(Dataset entries)
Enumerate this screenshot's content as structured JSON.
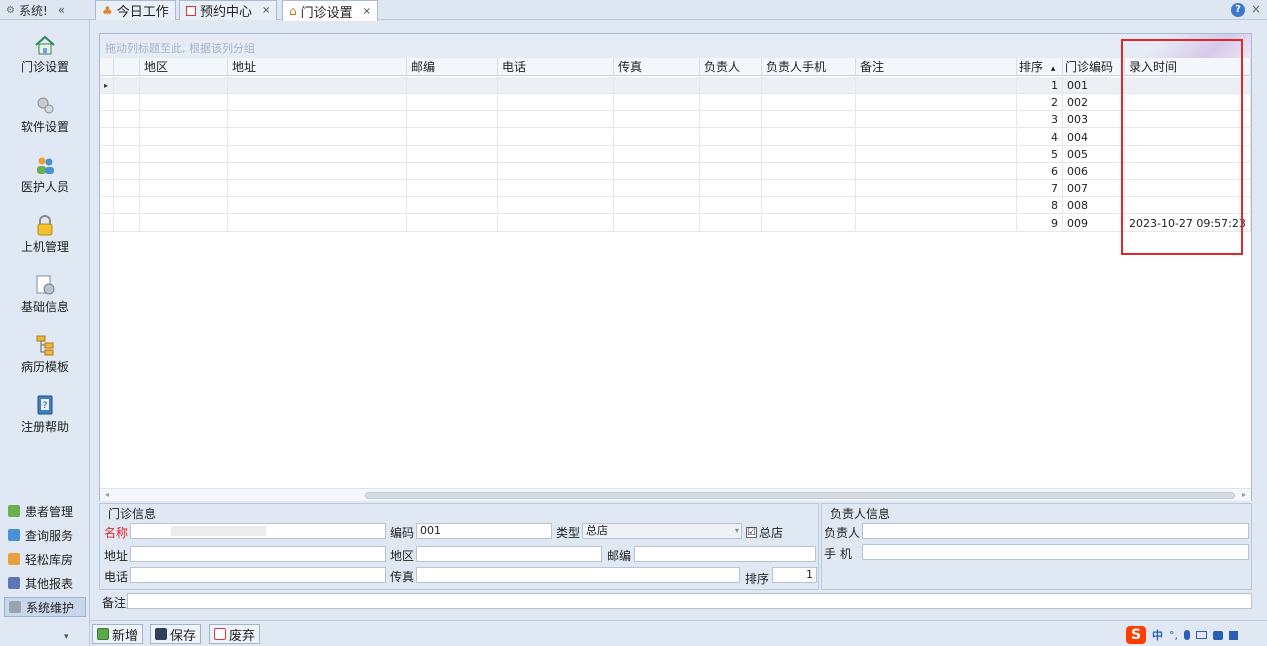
{
  "top": {
    "system_label": "系统!",
    "collapse_label": "«",
    "tabs": [
      {
        "label": "今日工作",
        "icon": "person-icon",
        "closable": false
      },
      {
        "label": "预约中心",
        "icon": "calendar-icon",
        "closable": true
      },
      {
        "label": "门诊设置",
        "icon": "home-icon",
        "closable": true,
        "active": true
      }
    ],
    "close_glyph": "×",
    "help_glyph": "?"
  },
  "sidebar": {
    "items": [
      {
        "label": "门诊设置",
        "icon": "home-icon"
      },
      {
        "label": "软件设置",
        "icon": "gears-icon"
      },
      {
        "label": "医护人员",
        "icon": "staff-icon"
      },
      {
        "label": "上机管理",
        "icon": "lock-icon"
      },
      {
        "label": "基础信息",
        "icon": "settings-doc-icon"
      },
      {
        "label": "病历模板",
        "icon": "tree-icon"
      },
      {
        "label": "注册帮助",
        "icon": "help-book-icon"
      }
    ],
    "modules": [
      {
        "label": "患者管理",
        "icon": "patients-icon"
      },
      {
        "label": "查询服务",
        "icon": "query-icon"
      },
      {
        "label": "轻松库房",
        "icon": "warehouse-icon"
      },
      {
        "label": "其他报表",
        "icon": "report-icon"
      },
      {
        "label": "系统维护",
        "icon": "system-icon",
        "active": true
      }
    ],
    "more_glyph": "▾"
  },
  "grid": {
    "group_hint": "拖动列标题至此, 根据该列分组",
    "columns": [
      "地区",
      "地址",
      "邮编",
      "电话",
      "传真",
      "负责人",
      "负责人手机",
      "备注",
      "排序",
      "门诊编码",
      "录入时间"
    ],
    "sort_glyph": "▴",
    "row_marker": "▸",
    "rows": [
      {
        "order": "1",
        "code": "001",
        "time": ""
      },
      {
        "order": "2",
        "code": "002",
        "time": ""
      },
      {
        "order": "3",
        "code": "003",
        "time": ""
      },
      {
        "order": "4",
        "code": "004",
        "time": ""
      },
      {
        "order": "5",
        "code": "005",
        "time": ""
      },
      {
        "order": "6",
        "code": "006",
        "time": ""
      },
      {
        "order": "7",
        "code": "007",
        "time": ""
      },
      {
        "order": "8",
        "code": "008",
        "time": ""
      },
      {
        "order": "9",
        "code": "009",
        "time": "2023-10-27 09:57:23"
      }
    ],
    "highlight_color": "#e0252b"
  },
  "clinic_info": {
    "title": "门诊信息",
    "name_label": "名称",
    "code_label": "编码",
    "code_value": "001",
    "type_label": "类型",
    "type_value": "总店",
    "head_store_label": "总店",
    "head_store_checked": "☑",
    "address_label": "地址",
    "region_label": "地区",
    "zip_label": "邮编",
    "phone_label": "电话",
    "fax_label": "传真",
    "order_label": "排序",
    "order_value": "1",
    "note_label": "备注"
  },
  "owner_info": {
    "title": "负责人信息",
    "owner_label": "负责人",
    "mobile_label": "手  机"
  },
  "toolbar": {
    "add_label": "新增",
    "save_label": "保存",
    "discard_label": "废弃"
  },
  "ime": {
    "logo": "S",
    "lang": "中",
    "items": [
      "°,",
      "🎤",
      "⌨",
      "👕",
      "⁘"
    ]
  }
}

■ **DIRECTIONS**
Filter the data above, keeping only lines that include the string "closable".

■ **ANSWER FOR THE TASK**
        "closable": false
        "closable": true
        "closable": true,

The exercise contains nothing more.